Men are more agressive and direct. They are ruled by their testosterone, pride and a need to conquer their enemy. They will attack and have no qualms about the consequences of their actions. Even at their own peril. We love them for their courage and applaud their recklessness because it shows that they are willing to sacrifice for what is right.

Lastly, make your fight scenes real by employing the five senses. Feel the pain, smell the sweat and fear, taste the blood, see the fog that comes over your eyes when you are punched so hard you hear bells and see stars. Give enough detail to paint a picture, but try not to bog down the action by including too much. Keep sentences short and crisp. Tighten your prose. Use vivid language and active voice, word choices that reflect the tone of the scene, and verbs that bring your prose to life.

Wednesday, March 2, 2011

Hey Gang

Okay, so I'm a writer. I've been writing forever, but just started crafting Young Adult fiction this past year or so. I discovered that writing in first person was where my strongest voice came through and I had stories pouring out onto the page once I got going.

When I started writing fiction about five years ago, I realized pretty quickly that I had a lot to learn about the writing craft and the world of publishing, so I joined some writers groups and started the long process of working toward publication. Although I'm as yet unpublished, I feel like I'm really close. It's just a matter of getting the right story in front of the right person at the right time.
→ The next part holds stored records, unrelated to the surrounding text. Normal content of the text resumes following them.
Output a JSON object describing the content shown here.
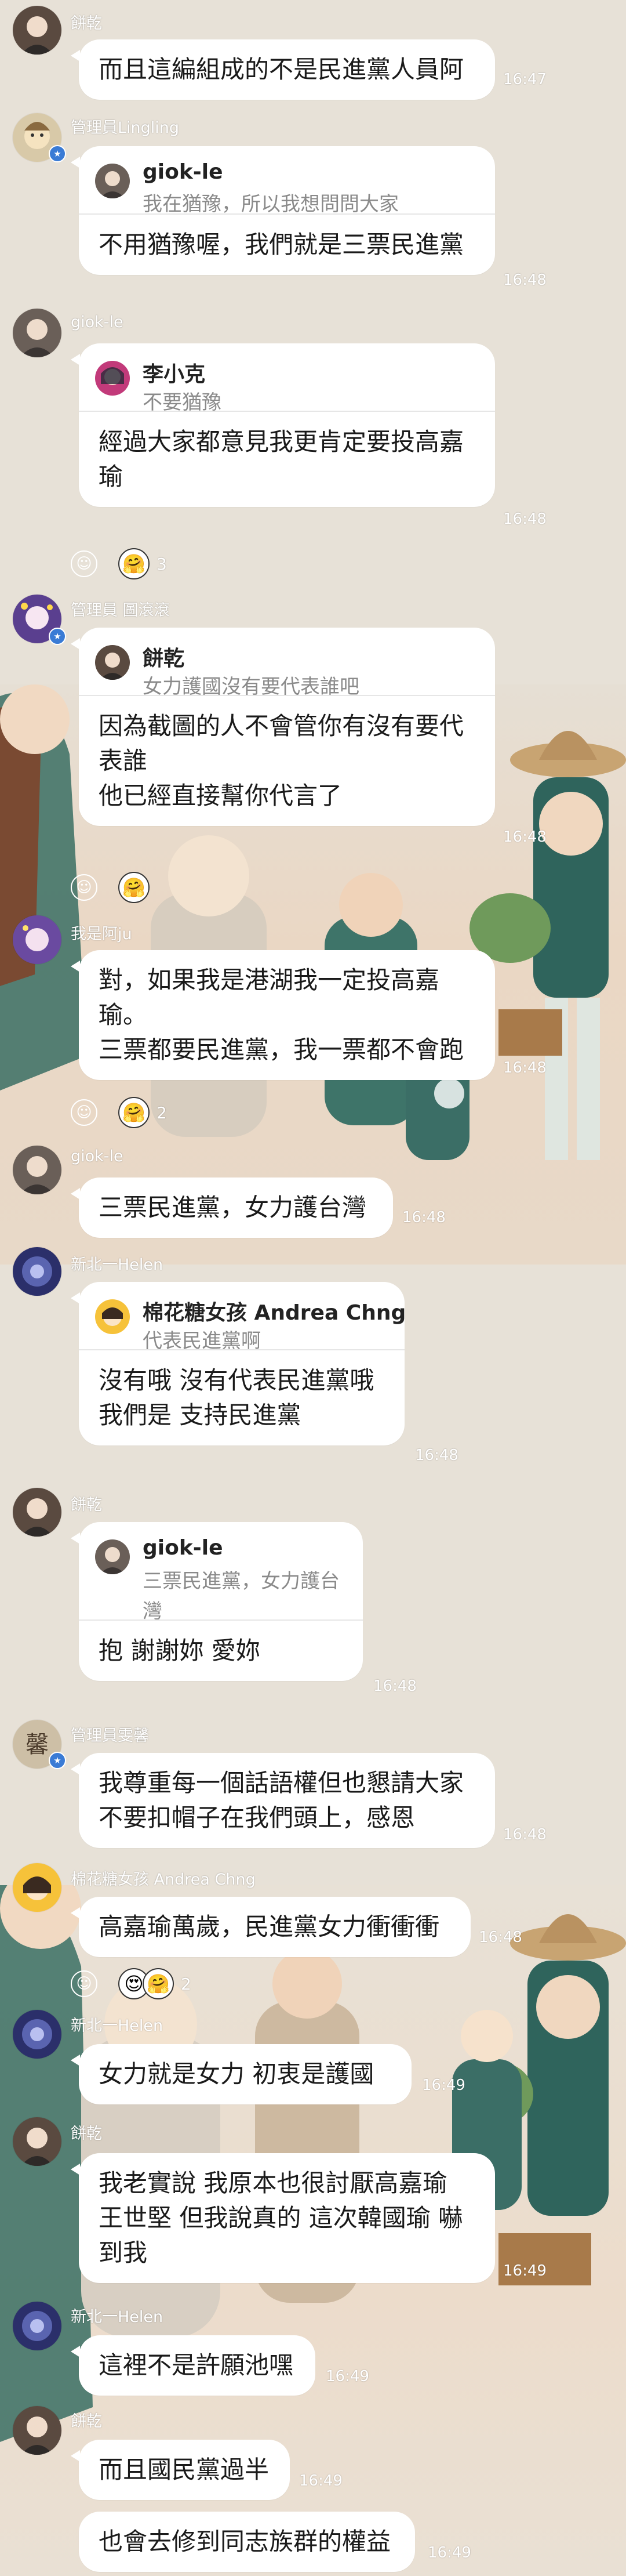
{
  "messages": [
    {
      "sender": "餅乾",
      "text": "而且這編組成的不是民進黨人員阿",
      "time": "16:47"
    },
    {
      "sender": "管理員Lingling",
      "reply": {
        "name": "giok-le",
        "text": "我在猶豫，所以我想問問大家"
      },
      "text": "不用猶豫喔，我們就是三票民進黨",
      "time": "16:48"
    },
    {
      "sender": "giok-le",
      "reply": {
        "name": "李小克",
        "text": "不要猶豫"
      },
      "text": "經過大家都意見我更肯定要投高嘉\n瑜",
      "time": "16:48",
      "reaction_count": "3"
    },
    {
      "sender": "管理員 圖滾滾",
      "reply": {
        "name": "餅乾",
        "text": "女力護國沒有要代表誰吧"
      },
      "text": "因為截圖的人不會管你有沒有要代\n表誰\n他已經直接幫你代言了",
      "time": "16:48"
    },
    {
      "sender": "我是阿ju",
      "text": "對，如果我是港湖我一定投高嘉\n瑜。\n三票都要民進黨，我一票都不會跑",
      "time": "16:48",
      "reaction_count": "2"
    },
    {
      "sender": "giok-le",
      "text": "三票民進黨，女力護台灣",
      "time": "16:48"
    },
    {
      "sender": "新北一Helen",
      "reply": {
        "name": "棉花糖女孩 Andrea Chng",
        "text": "代表民進黨啊"
      },
      "text": "沒有哦  沒有代表民進黨哦\n我們是 支持民進黨",
      "time": "16:48"
    },
    {
      "sender": "餅乾",
      "reply": {
        "name": "giok-le",
        "text": "三票民進黨，女力護台\n灣"
      },
      "text": "抱 謝謝妳 愛妳",
      "time": "16:48"
    },
    {
      "sender": "管理員雯馨",
      "text": "我尊重每一個話語權但也懇請大家\n不要扣帽子在我們頭上，感恩",
      "time": "16:48"
    },
    {
      "sender": "棉花糖女孩 Andrea Chng",
      "text": "高嘉瑜萬歲，民進黨女力衝衝衝",
      "time": "16:48",
      "reaction_count": "2"
    },
    {
      "sender": "新北一Helen",
      "text": "女力就是女力  初衷是護國",
      "time": "16:49"
    },
    {
      "sender": "餅乾",
      "text": "我老實說  我原本也很討厭高嘉瑜\n王世堅  但我說真的 這次韓國瑜 嚇\n到我",
      "time": "16:49"
    },
    {
      "sender": "新北一Helen",
      "text": "這裡不是許願池嘿",
      "time": "16:49"
    },
    {
      "sender": "餅乾",
      "text": "而且國民黨過半",
      "time": "16:49"
    },
    {
      "text": "也會去修到同志族群的權益",
      "time": "16:49"
    }
  ],
  "icons": {
    "add_reaction": "smiley-outline-icon",
    "reaction_hug": "hug-face-icon",
    "reaction_heart": "heart-eyes-icon"
  },
  "colors": {
    "bubble": "#ffffff",
    "background": "#e7e1d7",
    "admin_badge": "#3a7bd5"
  }
}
Sounds simple enough, right? I figure I have time and perseverance on my side. I also have some great stories to tell.

My own youth is filled with amazing tales of teenage angst, drama and more than a few narrow escapes with destruction and mayhem. Stay tuned for upcoming real life stories that will curl your hair and leave you wondering how I ever made it to a happy, healthy, adulthood.